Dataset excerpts
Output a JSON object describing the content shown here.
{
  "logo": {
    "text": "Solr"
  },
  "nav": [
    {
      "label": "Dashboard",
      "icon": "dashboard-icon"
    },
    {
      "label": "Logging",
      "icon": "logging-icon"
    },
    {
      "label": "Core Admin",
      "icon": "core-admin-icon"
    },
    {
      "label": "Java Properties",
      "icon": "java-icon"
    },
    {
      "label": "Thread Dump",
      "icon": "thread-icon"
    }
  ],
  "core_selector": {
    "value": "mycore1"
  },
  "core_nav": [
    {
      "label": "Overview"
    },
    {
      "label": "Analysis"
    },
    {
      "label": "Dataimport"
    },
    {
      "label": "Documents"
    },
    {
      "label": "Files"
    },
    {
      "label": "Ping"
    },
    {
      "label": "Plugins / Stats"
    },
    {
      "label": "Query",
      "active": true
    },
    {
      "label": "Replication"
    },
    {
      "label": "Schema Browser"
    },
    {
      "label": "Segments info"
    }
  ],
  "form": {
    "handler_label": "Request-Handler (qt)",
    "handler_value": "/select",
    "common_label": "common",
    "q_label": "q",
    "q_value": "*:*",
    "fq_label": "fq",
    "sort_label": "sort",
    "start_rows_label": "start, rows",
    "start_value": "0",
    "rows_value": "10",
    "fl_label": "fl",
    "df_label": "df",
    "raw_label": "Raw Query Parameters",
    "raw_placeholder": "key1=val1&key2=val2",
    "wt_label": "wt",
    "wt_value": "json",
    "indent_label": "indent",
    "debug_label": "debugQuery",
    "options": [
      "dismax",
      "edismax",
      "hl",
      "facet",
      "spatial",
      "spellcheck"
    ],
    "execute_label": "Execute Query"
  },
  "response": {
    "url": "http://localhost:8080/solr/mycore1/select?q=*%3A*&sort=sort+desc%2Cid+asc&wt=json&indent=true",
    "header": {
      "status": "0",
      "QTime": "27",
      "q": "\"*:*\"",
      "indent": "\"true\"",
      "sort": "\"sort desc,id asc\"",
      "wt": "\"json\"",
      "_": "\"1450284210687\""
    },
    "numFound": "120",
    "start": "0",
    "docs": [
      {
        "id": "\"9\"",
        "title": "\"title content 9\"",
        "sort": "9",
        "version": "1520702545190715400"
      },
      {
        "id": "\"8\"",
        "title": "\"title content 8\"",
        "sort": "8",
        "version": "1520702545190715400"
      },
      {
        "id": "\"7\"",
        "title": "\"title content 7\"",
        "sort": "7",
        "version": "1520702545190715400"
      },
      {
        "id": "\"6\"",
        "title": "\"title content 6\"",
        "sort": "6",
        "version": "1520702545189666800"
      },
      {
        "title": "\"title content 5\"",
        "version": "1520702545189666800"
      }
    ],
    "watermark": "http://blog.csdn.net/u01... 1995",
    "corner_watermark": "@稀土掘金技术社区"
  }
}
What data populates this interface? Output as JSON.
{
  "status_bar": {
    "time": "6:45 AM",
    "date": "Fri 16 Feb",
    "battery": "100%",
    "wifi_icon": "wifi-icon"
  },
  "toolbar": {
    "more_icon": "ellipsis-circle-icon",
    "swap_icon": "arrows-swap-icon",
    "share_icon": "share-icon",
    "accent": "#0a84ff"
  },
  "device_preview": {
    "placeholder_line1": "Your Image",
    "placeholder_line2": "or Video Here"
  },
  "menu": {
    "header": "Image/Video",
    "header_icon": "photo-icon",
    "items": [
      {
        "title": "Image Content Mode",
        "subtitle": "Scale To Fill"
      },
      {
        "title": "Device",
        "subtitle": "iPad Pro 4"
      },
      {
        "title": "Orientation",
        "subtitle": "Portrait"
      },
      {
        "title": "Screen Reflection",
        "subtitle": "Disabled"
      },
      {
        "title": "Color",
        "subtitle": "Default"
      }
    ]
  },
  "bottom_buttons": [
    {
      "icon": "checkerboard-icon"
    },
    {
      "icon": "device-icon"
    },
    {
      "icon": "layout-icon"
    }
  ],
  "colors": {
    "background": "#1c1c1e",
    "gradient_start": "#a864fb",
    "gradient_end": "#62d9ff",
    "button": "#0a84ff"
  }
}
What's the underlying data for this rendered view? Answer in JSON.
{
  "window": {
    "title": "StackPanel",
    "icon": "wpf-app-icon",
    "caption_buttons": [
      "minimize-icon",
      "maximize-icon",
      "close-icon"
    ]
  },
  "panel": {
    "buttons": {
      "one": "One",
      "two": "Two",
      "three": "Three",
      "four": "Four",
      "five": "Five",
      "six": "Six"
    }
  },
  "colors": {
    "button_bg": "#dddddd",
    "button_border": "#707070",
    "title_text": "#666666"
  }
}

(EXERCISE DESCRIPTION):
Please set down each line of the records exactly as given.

(EXERCISE RESULT):
Output a JSON object describing the content shown here.
{
  "logo": {
    "text": "Solr"
  },
  "nav": [
    {
      "label": "Dashboard",
      "icon": "dashboard-icon"
    },
    {
      "label": "Logging",
      "icon": "logging-icon"
    },
    {
      "label": "Core Admin",
      "icon": "core-admin-icon"
    },
    {
      "label": "Java Properties",
      "icon": "java-icon"
    },
    {
      "label": "Thread Dump",
      "icon": "thread-icon"
    }
  ],
  "core_selector": {
    "value": "mycore1"
  },
  "core_nav": [
    {
      "label": "Overview"
    },
    {
      "label": "Analysis"
    },
    {
      "label": "Dataimport"
    },
    {
      "label": "Documents"
    },
    {
      "label": "Files"
    },
    {
      "label": "Ping"
    },
    {
      "label": "Plugins / Stats"
    },
    {
      "label": "Query",
      "active": true
    },
    {
      "label": "Replication"
    },
    {
      "label": "Schema Browser"
    },
    {
      "label": "Segments info"
    }
  ],
  "form": {
    "handler_label": "Request-Handler (qt)",
    "handler_value": "/select",
    "common_label": "common",
    "q_label": "q",
    "q_value": "*:*",
    "fq_label": "fq",
    "sort_label": "sort",
    "start_rows_label": "start, rows",
    "start_value": "0",
    "rows_value": "10",
    "fl_label": "fl",
    "df_label": "df",
    "raw_label": "Raw Query Parameters",
    "raw_placeholder": "key1=val1&key2=val2",
    "wt_label": "wt",
    "wt_value": "json",
    "indent_label": "indent",
    "debug_label": "debugQuery",
    "options": [
      "dismax",
      "edismax",
      "hl",
      "facet",
      "spatial",
      "spellcheck"
    ],
    "execute_label": "Execute Query"
  },
  "response": {
    "url": "http://localhost:8080/solr/mycore1/select?q=*%3A*&sort=sort+desc%2Cid+asc&wt=json&indent=true",
    "header": {
      "status": "0",
      "QTime": "27",
      "q": "\"*:*\"",
      "indent": "\"true\"",
      "sort": "\"sort desc,id asc\"",
      "wt": "\"json\"",
      "_": "\"1450284210687\""
    },
    "numFound": "120",
    "start": "0",
    "docs": [
      {
        "id": "\"9\"",
        "title": "\"title content 9\"",
        "sort": "9",
        "version": "1520702545190715400"
      },
      {
        "id": "\"8\"",
        "title": "\"title content 8\"",
        "sort": "8",
        "version": "1520702545190715400"
      },
      {
        "id": "\"7\"",
        "title": "\"title content 7\"",
        "sort": "7",
        "version": "1520702545190715400"
      },
      {
        "id": "\"6\"",
        "title": "\"title content 6\"",
        "sort": "6",
        "version": "1520702545189666800"
      },
      {
        "title": "\"title content 5\"",
        "version": "1520702545189666800"
      }
    ],
    "watermark": "http://blog.csdn.net/u01... 1995",
    "corner_watermark": "@稀土掘金技术社区"
  }
}
What data populates this interface? Output as JSON.
{
  "status_bar": {
    "time": "6:45 AM",
    "date": "Fri 16 Feb",
    "battery": "100%",
    "wifi_icon": "wifi-icon"
  },
  "toolbar": {
    "more_icon": "ellipsis-circle-icon",
    "swap_icon": "arrows-swap-icon",
    "share_icon": "share-icon",
    "accent": "#0a84ff"
  },
  "device_preview": {
    "placeholder_line1": "Your Image",
    "placeholder_line2": "or Video Here"
  },
  "menu": {
    "header": "Image/Video",
    "header_icon": "photo-icon",
    "items": [
      {
        "title": "Image Content Mode",
        "subtitle": "Scale To Fill"
      },
      {
        "title": "Device",
        "subtitle": "iPad Pro 4"
      },
      {
        "title": "Orientation",
        "subtitle": "Portrait"
      },
      {
        "title": "Screen Reflection",
        "subtitle": "Disabled"
      },
      {
        "title": "Color",
        "subtitle": "Default"
      }
    ]
  },
  "bottom_buttons": [
    {
      "icon": "checkerboard-icon"
    },
    {
      "icon": "device-icon"
    },
    {
      "icon": "layout-icon"
    }
  ],
  "colors": {
    "background": "#1c1c1e",
    "gradient_start": "#a864fb",
    "gradient_end": "#62d9ff",
    "button": "#0a84ff"
  }
}
What's the underlying data for this rendered view? Answer in JSON.
{
  "window": {
    "title": "StackPanel",
    "icon": "wpf-app-icon",
    "caption_buttons": [
      "minimize-icon",
      "maximize-icon",
      "close-icon"
    ]
  },
  "panel": {
    "buttons": {
      "one": "One",
      "two": "Two",
      "three": "Three",
      "four": "Four",
      "five": "Five",
      "six": "Six"
    }
  },
  "colors": {
    "button_bg": "#dddddd",
    "button_border": "#707070",
    "title_text": "#666666"
  }
}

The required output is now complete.